Madeleine also uses OneNote to streamline the note-taking process - this ensures that she’s always prepared with personalised responses and can accurately pinpoint potential opportunities.
“It will save so much time when you need to re-engage them. All you say is that three months ago, you mentioned these pain points. It saves a lot of time for the AE, too.”
William echoed this:
“Assume you will remember nothing and write everything down. Always take great notes; this will help you to remember more actively.”
“Also, keep your notes organised. I use OneNote to categorise my notes, and I can quickly jump back and check them in no time. Good note-taking and organisation practically eradicate the need to remember anything!”
9. Follow the right people on LinkedIn
To begin, we don’t recommend spending too much time on LinkedIn looking for inspiration. LinkedIn “research” could be considered professional procrastination.
That said, LinkedIn can help you discover innovative ways to step up your B2B sales game.
William told us:
“Follow everyone putting out good LinkedIn content. Substitute all your Instagram and Facebook time for LinkedIn and optimise your intake. Don’t do this during working hours, though!”

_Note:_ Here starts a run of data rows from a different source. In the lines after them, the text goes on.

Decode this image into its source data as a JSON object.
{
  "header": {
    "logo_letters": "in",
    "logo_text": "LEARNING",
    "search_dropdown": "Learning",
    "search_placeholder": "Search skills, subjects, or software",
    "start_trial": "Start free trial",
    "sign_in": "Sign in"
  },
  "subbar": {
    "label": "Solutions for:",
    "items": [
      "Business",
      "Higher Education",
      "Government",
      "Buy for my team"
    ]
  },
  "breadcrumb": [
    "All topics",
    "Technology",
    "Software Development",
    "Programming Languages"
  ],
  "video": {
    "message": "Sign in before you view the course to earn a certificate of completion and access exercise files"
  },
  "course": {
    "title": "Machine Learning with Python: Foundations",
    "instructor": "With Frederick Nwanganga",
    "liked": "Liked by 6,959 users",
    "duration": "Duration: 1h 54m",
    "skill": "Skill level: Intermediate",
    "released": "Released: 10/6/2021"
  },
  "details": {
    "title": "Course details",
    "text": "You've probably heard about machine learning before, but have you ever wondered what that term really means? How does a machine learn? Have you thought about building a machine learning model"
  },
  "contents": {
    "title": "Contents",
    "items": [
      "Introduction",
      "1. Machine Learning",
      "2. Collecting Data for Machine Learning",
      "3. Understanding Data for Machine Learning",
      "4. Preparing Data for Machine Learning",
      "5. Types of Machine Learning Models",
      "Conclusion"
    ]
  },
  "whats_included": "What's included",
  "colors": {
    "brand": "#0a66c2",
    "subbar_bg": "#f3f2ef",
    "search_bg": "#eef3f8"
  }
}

10. Leverage peer knowledge
Knowledge is power, especially in a fast-paced sales environment, and your peers are one of the best sources of innovation.
Podcasts are a rich resource for Madeleine, offering insights from fellow SDRs and helping her structure her day more efficiently.
But sales podcasts aren’t the only source of knowledge, according to Madeleine:
“There’s a goldmine of valuable tips on LinkedIn and YouTube, based on what SDRs do at other companies.”
This inspiration gives Madeleine fresh ideas, helping her succeed in her role. The key, she stresses, is always to be learning!
Madeleine also uses Gong to learn from the recorded conversations of top performers. She shared with us how she used Gong to refine how she discusses data enrichment (a feature at Cognism):
“You can find all the calls where they mentioned enrichment, go to the transcript, see how they explain it and then copy that into your script.”
11. Read books that inspire you
William is a big fan of Audible, as it allows him to use his time off to feed his appetite for knowledge. While reading books can’t directly save you time, investing in your personal growth ultimately can.
William named a few books that inspired him to develop his sales career.
- Jeb Blount, Fanatical Prospecting - a great read for people starting out in sales.
- Scott Leese, Addicted to the Process - a short, adrenaline-fuelled read.
- Chris Voss, Never Split the Difference - according to William, the best sales book of all time.